On President Trump’s last day in office, CMS released a request for applications for the PDM Model and announced new flexibilities that would have allowed certain Medicare Part D plans to limit the drugs they cover, including drugs within five of Medicare’s six protected classes. The changes were, in part, aimed at boosting demonstration participation. Specifically, beginning calendar year (CY) 2022, participating plans would have been permitted to cover only one drug per therapeutic class and could treat five of Medicare’s six protected classes as if they were any other class of drug, no longer requiring coverage of “all or substantially all” of the drugs in those classes. CMS had said that the sixth protected class — antiretrovirals — would also be treated as any other class for CY 2023. President Trump’s CMS had also proposed to temporarily remove downside risk for plans participating in the demonstration. More plans were said to have been interested in participating in this version of the PDM Model.

CMS Announces New COVID-19 Vaccine Requirements for LTC Facilities

The Centers for Medicare and Medicaid Services (CMS) last Tuesday announced new requirements for long-term care (LTC) facilities to encourage COVID-19 vaccination.
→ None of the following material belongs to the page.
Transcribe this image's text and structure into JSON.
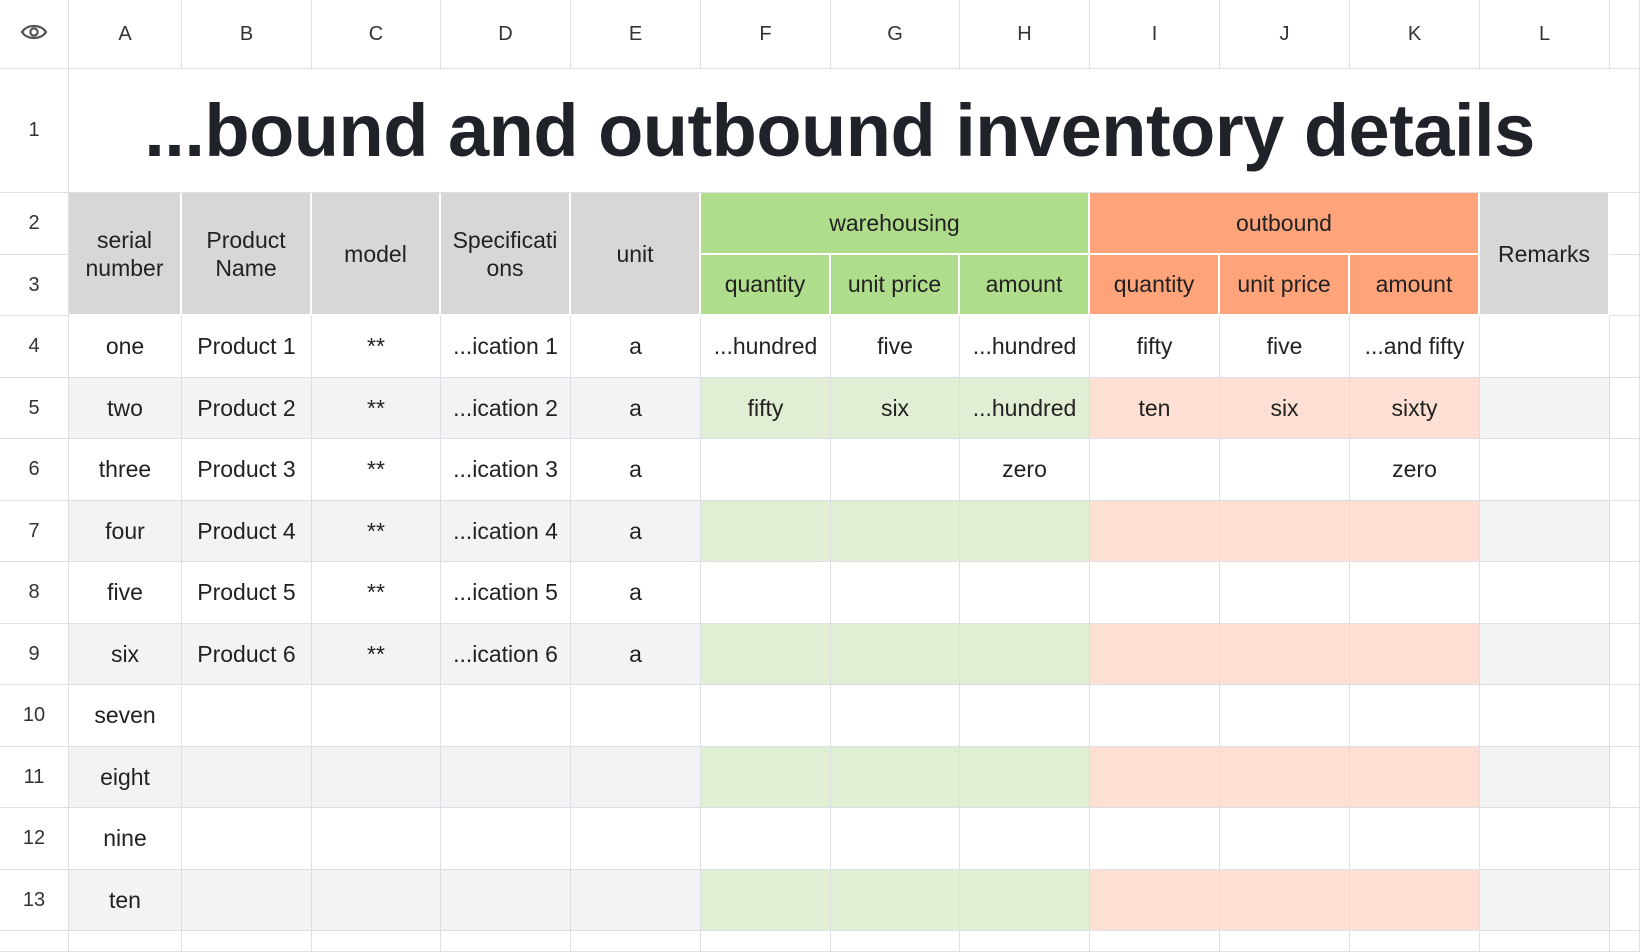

In an interim final rule (IFR) with comment period (IFR, press release), the agency is requiring LTC facilities to offer COVID-19 vaccines to residents and staff and is also requiring reporting of vaccinations for residents and staff. Furthermore, CMS is mandating that LTC facilities provide vaccine education to staff and residents. The agency says that these reporting requirements are intended to monitor uptake and to identify facilities that may need additional support. These new requirements are implemented through CMS’ conditions of participation for the facilities. This IFR will go into effect 10 days after it is published in the Federal Register, though CMS will accept comments on the IFR for 60 days after publication.
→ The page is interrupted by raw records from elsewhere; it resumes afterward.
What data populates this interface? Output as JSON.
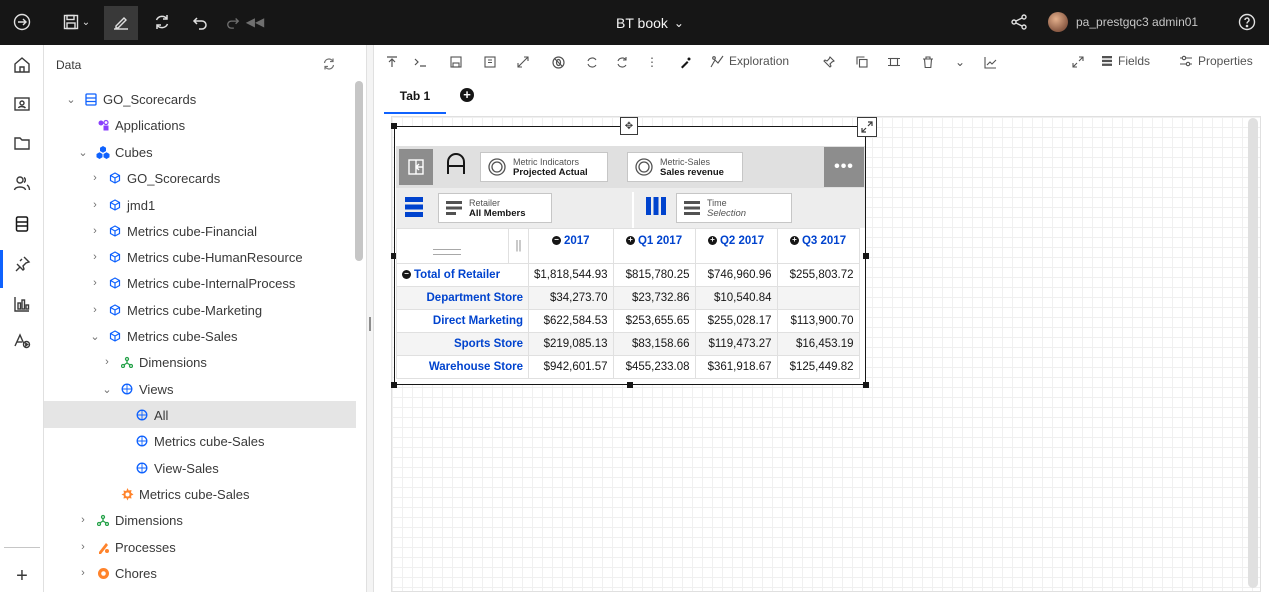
{
  "topbar": {
    "title": "BT book",
    "user": "pa_prestgqc3 admin01"
  },
  "panel": {
    "header": "Data",
    "tree": [
      {
        "label": "GO_Scorecards",
        "expanded": true
      },
      {
        "label": "Applications"
      },
      {
        "label": "Cubes",
        "expanded": true
      },
      {
        "label": "GO_Scorecards"
      },
      {
        "label": "jmd1"
      },
      {
        "label": "Metrics cube-Financial"
      },
      {
        "label": "Metrics cube-HumanResource"
      },
      {
        "label": "Metrics cube-InternalProcess"
      },
      {
        "label": "Metrics cube-Marketing"
      },
      {
        "label": "Metrics cube-Sales",
        "expanded": true
      },
      {
        "label": "Dimensions"
      },
      {
        "label": "Views",
        "expanded": true
      },
      {
        "label": "All",
        "selected": true
      },
      {
        "label": "Metrics cube-Sales"
      },
      {
        "label": "View-Sales"
      },
      {
        "label": "Metrics cube-Sales"
      },
      {
        "label": "Dimensions"
      },
      {
        "label": "Processes"
      },
      {
        "label": "Chores"
      }
    ]
  },
  "toolbar": {
    "exploration": "Exploration",
    "fields": "Fields",
    "properties": "Properties"
  },
  "tabs": [
    {
      "label": "Tab 1"
    }
  ],
  "widget": {
    "context": [
      {
        "title": "Metric Indicators",
        "value": "Projected Actual"
      },
      {
        "title": "Metric-Sales",
        "value": "Sales revenue"
      }
    ],
    "rows_chip": {
      "title": "Retailer",
      "value": "All Members"
    },
    "cols_chip": {
      "title": "Time",
      "value": "Selection"
    },
    "columns": [
      "2017",
      "Q1 2017",
      "Q2 2017",
      "Q3 2017"
    ],
    "rows": [
      {
        "label": "Total of Retailer",
        "values": [
          "$1,818,544.93",
          "$815,780.25",
          "$746,960.96",
          "$255,803.72"
        ]
      },
      {
        "label": "Department Store",
        "values": [
          "$34,273.70",
          "$23,732.86",
          "$10,540.84",
          ""
        ]
      },
      {
        "label": "Direct Marketing",
        "values": [
          "$622,584.53",
          "$253,655.65",
          "$255,028.17",
          "$113,900.70"
        ]
      },
      {
        "label": "Sports Store",
        "values": [
          "$219,085.13",
          "$83,158.66",
          "$119,473.27",
          "$16,453.19"
        ]
      },
      {
        "label": "Warehouse Store",
        "values": [
          "$942,601.57",
          "$455,233.08",
          "$361,918.67",
          "$125,449.82"
        ]
      }
    ]
  },
  "colors": {
    "accent": "#0f62fe",
    "link": "#0043ce",
    "topbar": "#161616"
  }
}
LTC facilities are required to offer COVID-19 vaccinations to staff and residents either themselves or in partnership with another entity under the rule. They must also provide appropriate education regarding the vaccine to staff and residents, including the benefits and risks of COVID-19 vaccines. CMS notes that the Pharmacy Partnership for LTC, which provided vaccines to LTC facilities, is winding down, necessitating that facilities have policies and procedures in place to ensure continued access to COVID-19 vaccines for residents and staff. Once per week, LTC facilities must report COVID-19 vaccination status for all residents and staff to the Centers for Disease Control and Prevention’s (CDC) National Healthcare Safety Network (NHSN), including the total number of residents and staff who have received the jab. As such, all staff and resident COVID-19 vaccinations must be documented by the facility. Reasons for residents’ vaccine refusals, if any, should be documented with an explanation, CMS says. In addition, facilities must report the use of COVID-19 therapeutics, such as monoclonal antibodies, in residents. CMS is also mandating new, but somewhat less strict, requirements in intermediate care facilities for individuals with intellectual disabilities (ICF-IID).